WHAT TO DO: The answer should consist of each line below that contains the word "本地磁盘".

[EXERCISE DATA]

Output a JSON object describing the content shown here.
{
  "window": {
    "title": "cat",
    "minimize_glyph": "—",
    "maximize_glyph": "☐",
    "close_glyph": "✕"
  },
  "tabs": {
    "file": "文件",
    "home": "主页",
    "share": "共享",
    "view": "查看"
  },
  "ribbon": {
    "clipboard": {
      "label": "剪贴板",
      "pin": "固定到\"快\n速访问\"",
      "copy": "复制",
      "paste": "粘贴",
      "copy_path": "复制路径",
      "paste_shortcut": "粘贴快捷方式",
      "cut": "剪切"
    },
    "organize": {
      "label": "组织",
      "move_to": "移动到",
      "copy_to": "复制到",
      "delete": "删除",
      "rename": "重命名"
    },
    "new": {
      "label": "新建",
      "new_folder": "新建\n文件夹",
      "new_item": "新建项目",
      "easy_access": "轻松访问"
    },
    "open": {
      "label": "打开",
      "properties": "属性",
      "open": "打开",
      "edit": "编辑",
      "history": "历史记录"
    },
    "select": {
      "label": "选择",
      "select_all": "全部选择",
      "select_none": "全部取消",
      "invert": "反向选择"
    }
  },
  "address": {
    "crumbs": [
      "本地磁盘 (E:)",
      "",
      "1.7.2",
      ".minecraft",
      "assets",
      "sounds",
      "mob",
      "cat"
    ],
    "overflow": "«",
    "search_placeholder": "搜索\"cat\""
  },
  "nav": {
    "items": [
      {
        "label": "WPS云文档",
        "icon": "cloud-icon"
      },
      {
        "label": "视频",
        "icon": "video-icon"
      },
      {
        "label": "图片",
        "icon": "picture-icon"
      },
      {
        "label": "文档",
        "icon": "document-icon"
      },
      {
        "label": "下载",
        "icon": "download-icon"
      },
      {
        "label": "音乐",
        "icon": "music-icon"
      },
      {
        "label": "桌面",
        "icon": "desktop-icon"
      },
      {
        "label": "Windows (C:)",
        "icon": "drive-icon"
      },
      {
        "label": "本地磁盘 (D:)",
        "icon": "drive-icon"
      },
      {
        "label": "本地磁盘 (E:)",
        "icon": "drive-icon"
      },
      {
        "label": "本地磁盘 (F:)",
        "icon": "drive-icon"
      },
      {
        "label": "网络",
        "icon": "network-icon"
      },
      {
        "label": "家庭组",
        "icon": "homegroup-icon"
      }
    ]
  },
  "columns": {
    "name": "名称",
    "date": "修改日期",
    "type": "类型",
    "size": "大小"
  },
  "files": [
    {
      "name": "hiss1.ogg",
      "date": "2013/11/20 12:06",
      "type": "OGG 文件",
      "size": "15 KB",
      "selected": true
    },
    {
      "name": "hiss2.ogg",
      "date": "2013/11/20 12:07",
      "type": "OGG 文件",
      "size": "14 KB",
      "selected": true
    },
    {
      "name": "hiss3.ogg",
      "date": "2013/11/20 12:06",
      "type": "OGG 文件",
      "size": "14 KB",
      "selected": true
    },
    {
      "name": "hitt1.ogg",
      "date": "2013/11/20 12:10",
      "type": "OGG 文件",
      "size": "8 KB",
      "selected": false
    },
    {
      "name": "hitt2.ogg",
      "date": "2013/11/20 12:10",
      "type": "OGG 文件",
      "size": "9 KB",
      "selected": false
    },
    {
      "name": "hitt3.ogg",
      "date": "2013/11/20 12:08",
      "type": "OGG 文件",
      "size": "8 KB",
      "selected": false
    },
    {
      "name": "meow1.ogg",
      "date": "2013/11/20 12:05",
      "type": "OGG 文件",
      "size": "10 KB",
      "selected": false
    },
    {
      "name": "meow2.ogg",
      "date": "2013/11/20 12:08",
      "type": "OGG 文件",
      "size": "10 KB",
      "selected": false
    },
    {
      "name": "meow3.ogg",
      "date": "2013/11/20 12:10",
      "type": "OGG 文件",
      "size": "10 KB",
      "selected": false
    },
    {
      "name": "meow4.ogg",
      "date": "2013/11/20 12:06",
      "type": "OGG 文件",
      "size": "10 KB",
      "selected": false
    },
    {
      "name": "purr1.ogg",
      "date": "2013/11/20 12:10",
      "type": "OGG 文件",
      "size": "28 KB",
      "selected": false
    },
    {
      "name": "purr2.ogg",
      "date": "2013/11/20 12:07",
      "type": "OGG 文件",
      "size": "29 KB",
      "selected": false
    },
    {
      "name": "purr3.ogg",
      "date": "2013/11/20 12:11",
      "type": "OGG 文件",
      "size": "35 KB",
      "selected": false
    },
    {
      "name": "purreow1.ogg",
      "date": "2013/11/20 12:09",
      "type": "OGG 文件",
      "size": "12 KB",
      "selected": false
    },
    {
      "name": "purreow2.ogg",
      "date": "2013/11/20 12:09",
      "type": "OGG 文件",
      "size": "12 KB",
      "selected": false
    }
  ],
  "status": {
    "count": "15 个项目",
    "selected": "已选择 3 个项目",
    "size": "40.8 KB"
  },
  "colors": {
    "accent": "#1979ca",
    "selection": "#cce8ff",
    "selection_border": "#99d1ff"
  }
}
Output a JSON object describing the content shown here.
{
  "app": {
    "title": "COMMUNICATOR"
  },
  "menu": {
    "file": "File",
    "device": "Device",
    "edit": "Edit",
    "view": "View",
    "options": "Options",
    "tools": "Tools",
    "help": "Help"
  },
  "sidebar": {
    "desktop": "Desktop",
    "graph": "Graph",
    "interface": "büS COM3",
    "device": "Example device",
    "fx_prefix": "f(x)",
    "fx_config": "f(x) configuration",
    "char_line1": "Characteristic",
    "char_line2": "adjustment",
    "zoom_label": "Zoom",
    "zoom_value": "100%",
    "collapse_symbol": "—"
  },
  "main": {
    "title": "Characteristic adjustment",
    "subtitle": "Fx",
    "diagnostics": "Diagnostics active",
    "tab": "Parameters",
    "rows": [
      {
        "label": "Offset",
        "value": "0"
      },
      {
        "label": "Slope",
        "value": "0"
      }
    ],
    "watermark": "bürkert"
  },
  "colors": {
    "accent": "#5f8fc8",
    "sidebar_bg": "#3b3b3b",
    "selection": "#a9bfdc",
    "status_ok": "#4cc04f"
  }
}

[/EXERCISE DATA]

EXERCISE SOLUTION:
      "本地磁盘 (E:)",
        "label": "本地磁盘 (D:)",
        "label": "本地磁盘 (E:)",
        "label": "本地磁盘 (F:)",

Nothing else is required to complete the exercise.